[What the exercise asks] Write the data out again exactly, with every picture removed.

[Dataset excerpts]
________________________________________

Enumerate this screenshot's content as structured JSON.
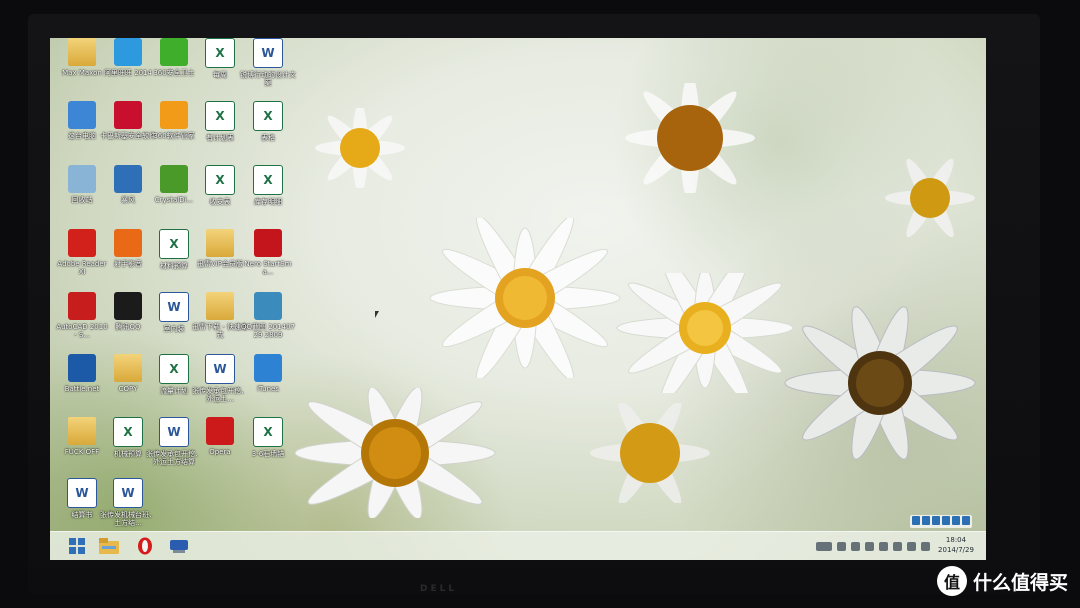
{
  "desktop": {
    "icons": [
      {
        "label": "Max Maxon",
        "icon": "user-folder-icon"
      },
      {
        "label": "阿里旺旺 2014",
        "icon": "aliwangwang-icon"
      },
      {
        "label": "360安全卫士",
        "icon": "360-safe-icon"
      },
      {
        "label": "每周",
        "icon": "excel-icon"
      },
      {
        "label": "锐博行动的设计文案",
        "icon": "word-icon"
      },
      {
        "label": "这台电脑",
        "icon": "computer-icon"
      },
      {
        "label": "卡巴斯基安全软件",
        "icon": "kaspersky-icon"
      },
      {
        "label": "360软件管家",
        "icon": "360-software-icon"
      },
      {
        "label": "有计划表",
        "icon": "excel-icon"
      },
      {
        "label": "表格",
        "icon": "excel-icon"
      },
      {
        "label": "回收站",
        "icon": "recycle-bin-icon"
      },
      {
        "label": "暴风",
        "icon": "media-player-icon"
      },
      {
        "label": "CrystalDi...",
        "icon": "crystaldisk-icon"
      },
      {
        "label": "收支表",
        "icon": "excel-icon"
      },
      {
        "label": "库存明细",
        "icon": "excel-icon"
      },
      {
        "label": "Adobe Reader XI",
        "icon": "adobe-reader-icon"
      },
      {
        "label": "射手影音",
        "icon": "shooter-player-icon"
      },
      {
        "label": "材料预算",
        "icon": "excel-icon"
      },
      {
        "label": "迅雷VIP会员版",
        "icon": "folder-icon"
      },
      {
        "label": "Nero StartSma...",
        "icon": "nero-icon"
      },
      {
        "label": "AutoCAD 2010 - S...",
        "icon": "autocad-icon"
      },
      {
        "label": "腾讯QQ",
        "icon": "qq-icon"
      },
      {
        "label": "室内装",
        "icon": "word-icon"
      },
      {
        "label": "迅雷下载 - 快速方式",
        "icon": "folder-icon"
      },
      {
        "label": "QQ截图 20140729 2809",
        "icon": "image-icon"
      },
      {
        "label": "Battle.net",
        "icon": "battlenet-icon"
      },
      {
        "label": "COPY",
        "icon": "folder-icon"
      },
      {
        "label": "流量计划",
        "icon": "excel-icon"
      },
      {
        "label": "张传发承包开挖、外运土...",
        "icon": "word-icon"
      },
      {
        "label": "iTunes",
        "icon": "itunes-icon"
      },
      {
        "label": "FUCK OFF",
        "icon": "folder-icon"
      },
      {
        "label": "机械预算",
        "icon": "excel-icon"
      },
      {
        "label": "张传发承包开挖、外运土方结算",
        "icon": "word-icon"
      },
      {
        "label": "Opera",
        "icon": "opera-icon"
      },
      {
        "label": "3-6石墙锚",
        "icon": "excel-icon"
      },
      {
        "label": "结算书",
        "icon": "word-icon"
      },
      {
        "label": "张传发机械台班、土方结...",
        "icon": "word-icon"
      }
    ]
  },
  "taskbar": {
    "pinned": [
      "windows-start-icon",
      "file-explorer-icon",
      "opera-icon",
      "network-app-icon"
    ],
    "clock_time": "18:04",
    "clock_date": "2014/7/29"
  },
  "watermark": {
    "logo_text": "值",
    "text": "什么值得买"
  },
  "monitor": {
    "brand": "DELL"
  },
  "colors": {
    "excel": "#1e7145",
    "word": "#2b579a",
    "taskbar": "#ebf0e6"
  }
}
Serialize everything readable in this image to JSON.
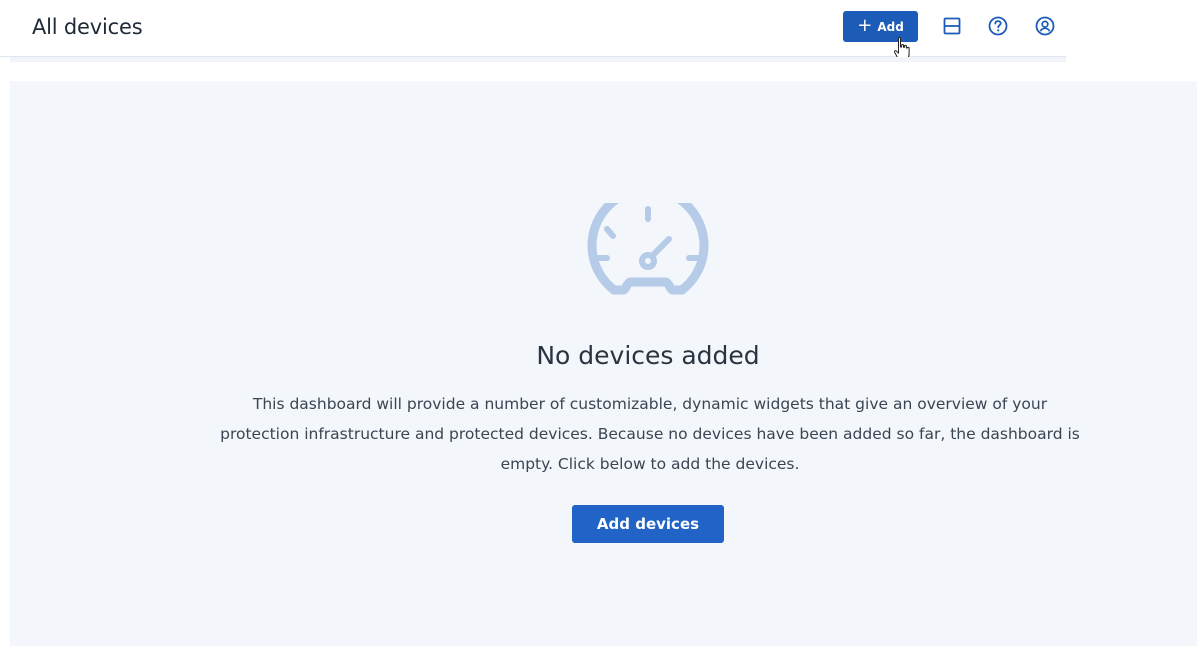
{
  "header": {
    "title": "All devices",
    "add_button": {
      "icon": "plus-icon",
      "label": "Add"
    },
    "icons": [
      "layout-icon",
      "help-icon",
      "account-icon"
    ]
  },
  "empty_state": {
    "icon": "speedometer-icon",
    "title": "No devices added",
    "description": "This dashboard will provide a number of customizable, dynamic widgets that give an overview of your protection infrastructure and protected devices. Because no devices have been added so far, the dashboard is empty. Click below to add the devices.",
    "button_label": "Add devices"
  },
  "colors": {
    "accent": "#1d5bb8",
    "primary_button": "#2163c6",
    "panel_background": "#f3f6fa",
    "empty_icon": "#b5cbe8",
    "header_icon": "#1d5bb8"
  }
}
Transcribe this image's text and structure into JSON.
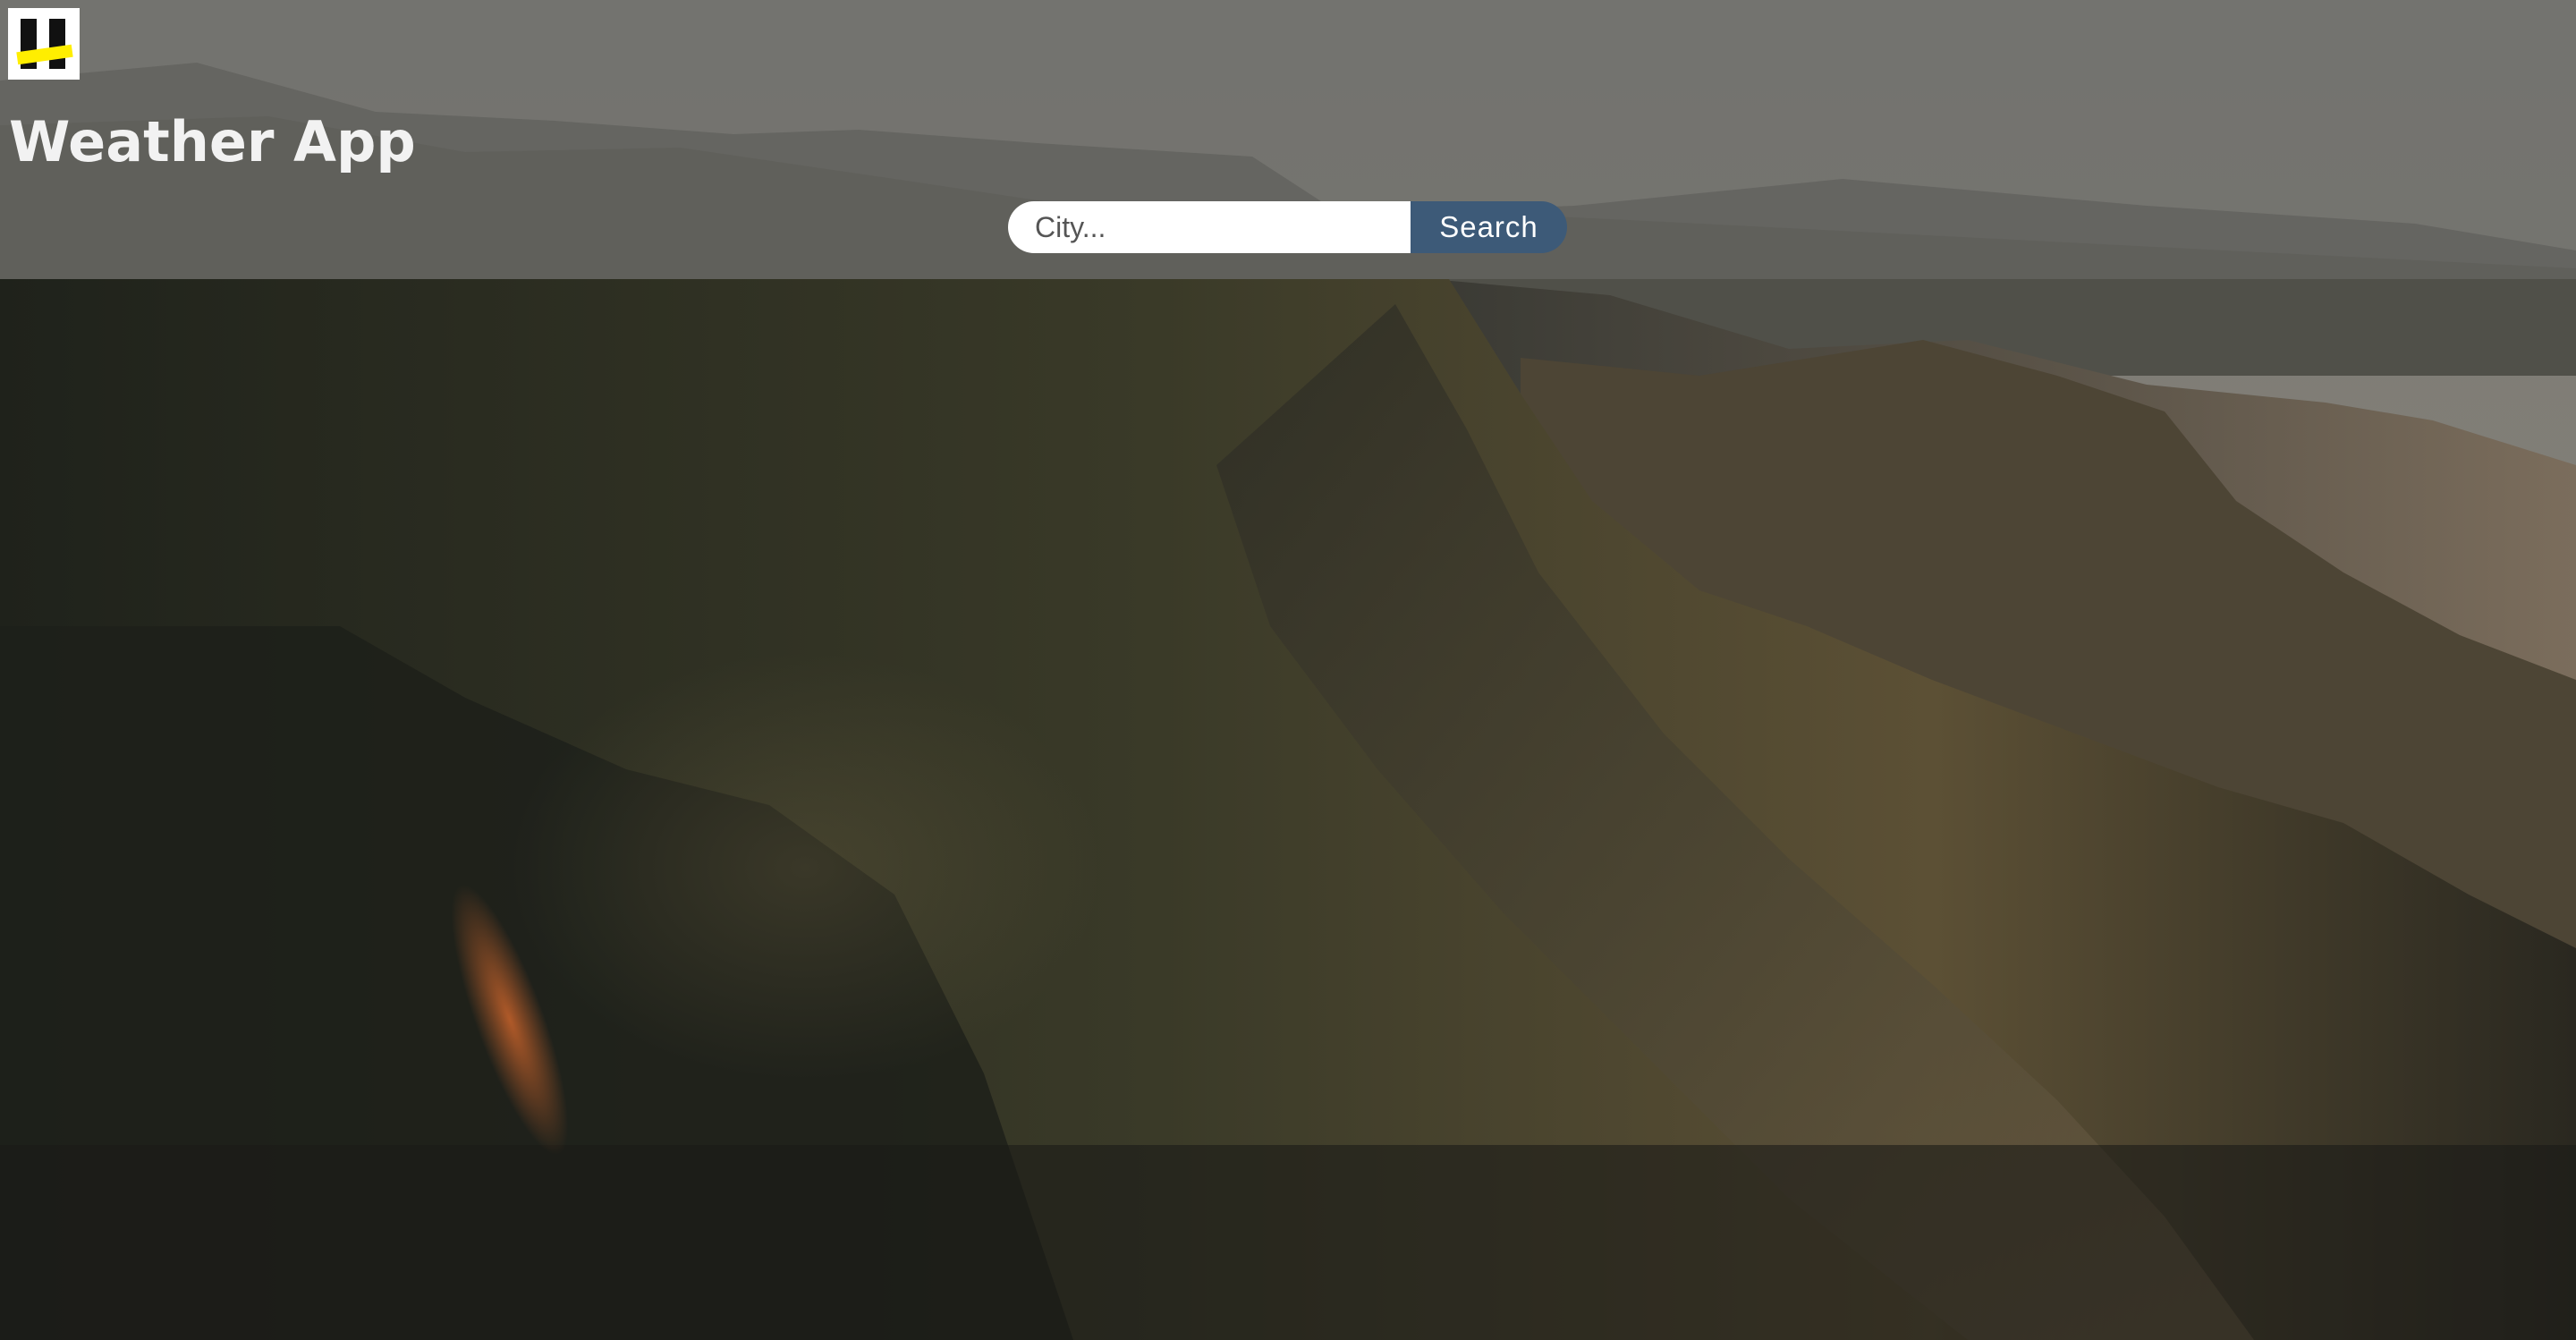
{
  "app": {
    "title": "Weather App",
    "logo_icon": "app-logo-icon"
  },
  "search": {
    "placeholder": "City...",
    "value": "",
    "button_label": "Search",
    "button_color": "#3d5a78"
  },
  "colors": {
    "header_overlay": "#6e6e6a",
    "title_text": "#f2f2f2",
    "logo_accent": "#ffee00"
  }
}
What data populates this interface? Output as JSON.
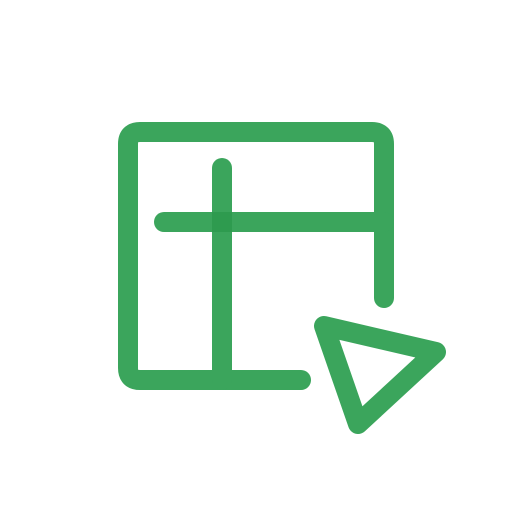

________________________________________

[Result for this task]
Enumerate this screenshot's content as structured JSON.
{
  "desktop": {
    "icons": [
      {
        "label": "Max Maxon",
        "icon": "user-folder-icon"
      },
      {
        "label": "阿里旺旺 2014",
        "icon": "aliwangwang-icon"
      },
      {
        "label": "360安全卫士",
        "icon": "360-safe-icon"
      },
      {
        "label": "每周",
        "icon": "excel-icon"
      },
      {
        "label": "锐博行动的设计文案",
        "icon": "word-icon"
      },
      {
        "label": "这台电脑",
        "icon": "computer-icon"
      },
      {
        "label": "卡巴斯基安全软件",
        "icon": "kaspersky-icon"
      },
      {
        "label": "360软件管家",
        "icon": "360-software-icon"
      },
      {
        "label": "有计划表",
        "icon": "excel-icon"
      },
      {
        "label": "表格",
        "icon": "excel-icon"
      },
      {
        "label": "回收站",
        "icon": "recycle-bin-icon"
      },
      {
        "label": "暴风",
        "icon": "media-player-icon"
      },
      {
        "label": "CrystalDi...",
        "icon": "crystaldisk-icon"
      },
      {
        "label": "收支表",
        "icon": "excel-icon"
      },
      {
        "label": "库存明细",
        "icon": "excel-icon"
      },
      {
        "label": "Adobe Reader XI",
        "icon": "adobe-reader-icon"
      },
      {
        "label": "射手影音",
        "icon": "shooter-player-icon"
      },
      {
        "label": "材料预算",
        "icon": "excel-icon"
      },
      {
        "label": "迅雷VIP会员版",
        "icon": "folder-icon"
      },
      {
        "label": "Nero StartSma...",
        "icon": "nero-icon"
      },
      {
        "label": "AutoCAD 2010 - S...",
        "icon": "autocad-icon"
      },
      {
        "label": "腾讯QQ",
        "icon": "qq-icon"
      },
      {
        "label": "室内装",
        "icon": "word-icon"
      },
      {
        "label": "迅雷下载 - 快速方式",
        "icon": "folder-icon"
      },
      {
        "label": "QQ截图 20140729 2809",
        "icon": "image-icon"
      },
      {
        "label": "Battle.net",
        "icon": "battlenet-icon"
      },
      {
        "label": "COPY",
        "icon": "folder-icon"
      },
      {
        "label": "流量计划",
        "icon": "excel-icon"
      },
      {
        "label": "张传发承包开挖、外运土...",
        "icon": "word-icon"
      },
      {
        "label": "iTunes",
        "icon": "itunes-icon"
      },
      {
        "label": "FUCK OFF",
        "icon": "folder-icon"
      },
      {
        "label": "机械预算",
        "icon": "excel-icon"
      },
      {
        "label": "张传发承包开挖、外运土方结算",
        "icon": "word-icon"
      },
      {
        "label": "Opera",
        "icon": "opera-icon"
      },
      {
        "label": "3-6石墙锚",
        "icon": "excel-icon"
      },
      {
        "label": "结算书",
        "icon": "word-icon"
      },
      {
        "label": "张传发机械台班、土方结...",
        "icon": "word-icon"
      }
    ]
  },
  "taskbar": {
    "pinned": [
      "windows-start-icon",
      "file-explorer-icon",
      "opera-icon",
      "network-app-icon"
    ],
    "clock_time": "18:04",
    "clock_date": "2014/7/29"
  },
  "watermark": {
    "logo_text": "值",
    "text": "什么值得买"
  },
  "monitor": {
    "brand": "DELL"
  },
  "colors": {
    "excel": "#1e7145",
    "word": "#2b579a",
    "taskbar": "#ebf0e6"
  }
}
Serialize everything readable in this image to JSON.
{
  "header": {
    "title": "All devices",
    "add_button": {
      "icon": "plus-icon",
      "label": "Add"
    },
    "icons": [
      "layout-icon",
      "help-icon",
      "account-icon"
    ]
  },
  "empty_state": {
    "icon": "speedometer-icon",
    "title": "No devices added",
    "description": "This dashboard will provide a number of customizable, dynamic widgets that give an overview of your protection infrastructure and protected devices. Because no devices have been added so far, the dashboard is empty. Click below to add the devices.",
    "button_label": "Add devices"
  },
  "colors": {
    "accent": "#1d5bb8",
    "primary_button": "#2163c6",
    "panel_background": "#f3f6fa",
    "empty_icon": "#b5cbe8",
    "header_icon": "#1d5bb8"
  }
}
Transcribe this image's text and structure into JSON.
{
  "app": {
    "title": "Weather App",
    "logo_icon": "app-logo-icon"
  },
  "search": {
    "placeholder": "City...",
    "value": "",
    "button_label": "Search",
    "button_color": "#3d5a78"
  },
  "colors": {
    "header_overlay": "#6e6e6a",
    "title_text": "#f2f2f2",
    "logo_accent": "#ffee00"
  }
}
What data populates this interface? Output as JSON.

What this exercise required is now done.